≈ M S. . So lies H in the range of 10 - 22 for the distance range of the Hubble length (r ≈ 3000 Mpc, 1 parsec (corresponds to the symbol Me) 3.26 light years) to 10 - 17 for the outer region of the Milky Way (r ≈ 20 kpc). Optimistic estimates show a rate of a few such events per year within a radius of r ≈ 200 Mpc, so when building a detector a sensitivity of H ≈ 1021-1022 can be achieved. For interferometer detectors (gravitational wave detectors) with a time-dependent difference between the two arm lengths of the interferometer of ΔL. = L.1L.2 the approximation applies H(t) = (ΔL., L.). Precision laser interferometry will allow a maximum resolution of Δ in the next few yearsL. ≈ 10 - 18 m, which corresponds to about a thousandth of an atomic nucleus!

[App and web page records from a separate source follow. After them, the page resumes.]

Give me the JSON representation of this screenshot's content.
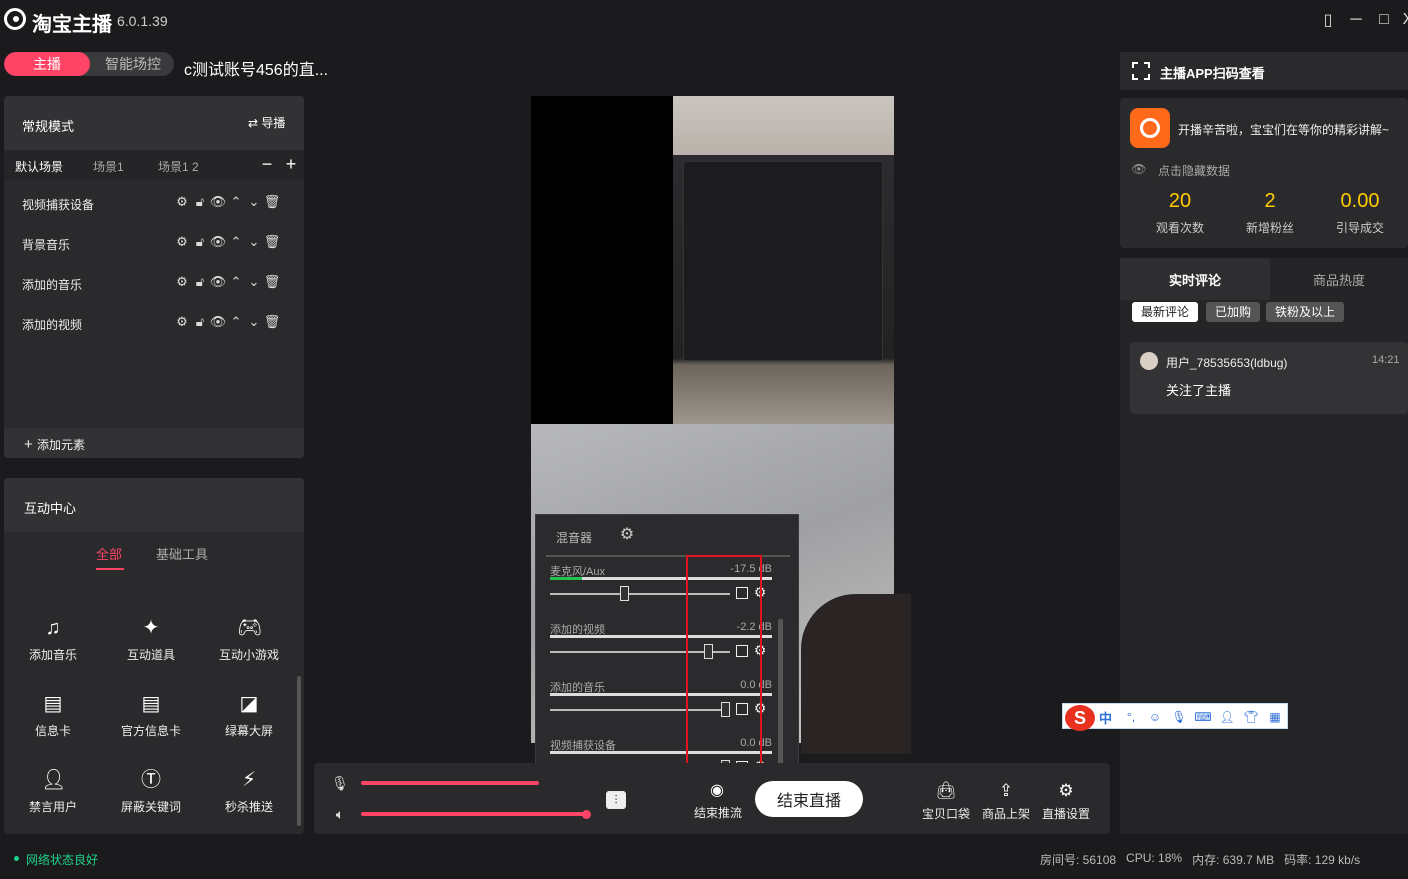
{
  "app": {
    "title": "淘宝主播",
    "version": "6.0.1.39"
  },
  "window": {
    "minimize": "─",
    "maximize": "□",
    "close": "X",
    "extra": "▯"
  },
  "modes": {
    "host": "主播",
    "smart": "智能场控"
  },
  "room_title": "c测试账号456的直...",
  "scene": {
    "mode": "常规模式",
    "guide": "导播",
    "tabs": [
      "默认场景",
      "场景1",
      "场景1 2"
    ],
    "items": [
      "视频捕获设备",
      "背景音乐",
      "添加的音乐",
      "添加的视频"
    ],
    "add_element": "添加元素"
  },
  "interaction": {
    "title": "互动中心",
    "tabs": [
      "全部",
      "基础工具"
    ],
    "tools": [
      "添加音乐",
      "互动道具",
      "互动小游戏",
      "信息卡",
      "官方信息卡",
      "绿幕大屏",
      "禁言用户",
      "屏蔽关键词",
      "秒杀推送"
    ]
  },
  "mixer": {
    "title": "混音器",
    "channels": [
      {
        "name": "麦克风/Aux",
        "db": "-17.5 dB",
        "level": 0.41
      },
      {
        "name": "添加的视频",
        "db": "-2.2 dB",
        "level": 0.9
      },
      {
        "name": "添加的音乐",
        "db": "0.0 dB",
        "level": 1.0
      },
      {
        "name": "视频捕获设备",
        "db": "0.0 dB",
        "level": 1.0
      }
    ]
  },
  "controls": {
    "mic_volume": 0.78,
    "speaker_volume": 1.0,
    "stop_push": "结束推流",
    "end_live": "结束直播",
    "baby_bag": "宝贝口袋",
    "product_list": "商品上架",
    "live_settings": "直播设置"
  },
  "status": {
    "network": "网络状态良好",
    "room_no": "房间号: 56108",
    "cpu": "CPU: 18%",
    "memory": "内存: 639.7 MB",
    "bitrate": "码率: 129 kb/s"
  },
  "right": {
    "qr_text": "主播APP扫码查看",
    "notice": "开播辛苦啦，宝宝们在等你的精彩讲解~",
    "hide_data": "点击隐藏数据",
    "stats": [
      {
        "value": "20",
        "label": "观看次数"
      },
      {
        "value": "2",
        "label": "新增粉丝"
      },
      {
        "value": "0.00",
        "label": "引导成交"
      }
    ],
    "comment_tabs": [
      "实时评论",
      "商品热度"
    ],
    "filters": [
      "最新评论",
      "已加购",
      "铁粉及以上"
    ],
    "comment": {
      "user": "用户_78535653(ldbug)",
      "time": "14:21",
      "text": "关注了主播"
    }
  },
  "ime": {
    "label": "中"
  },
  "colors": {
    "accent": "#ff4466",
    "stat": "#ffcc00",
    "network_ok": "#1fd18a",
    "highlight_box": "#e0141e"
  }
}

Together with the aforementioned requirement of H ≈ 1021-1022 for the sensitivity follows for the arm length L. = (ΔL., H) ≈ 1-

km. Several such detectors are under construction as major international projects.If the first direct signals of gravitational waves are registered with these detectors after the turn of the second millennium, as hoped, then this signals a new era of relativistic astrophysics and another triumph of Einstein's general theory of relativity.


[1] A. Einstein: Basics of the theory of relativity, 6th edition, Vieweg, Braunschweig 1990.
[2] R. D'Inverno: Introduction to the theory of relativity, VCH, Weinheim 1995.
[3] I. Ciufolini and J.A. Wheeler: Gravitation and Inertia, Princeton University Press, Princeton 1995.
[4] R.U. Sexl and H.K. Urbantke: Gravitation and cosmology, Fourth edition, Spektrum Akademischer Verlag, Heidelberg 1995.
[5] E.W. Mielke: Sun, moon and ... black holes, Vieweg, Braunschweig 1997.

General relativity 1: Title page of a work by Albert Einstein and Marcel Grossmann on general relativity from 1913.

General theory of relativity 2: The star HDE 226868.

General relativity 3: Two-dimensional representation of the space-time solution of the Einstein equations near a double star that emits gravitational waves.

General relativity 4: The sky around the pulsar 1913 + 16. The cross marks an object that could possibly be the companion star of the pulsar. (Courtesy T. Tyson, Bell Laboratories.)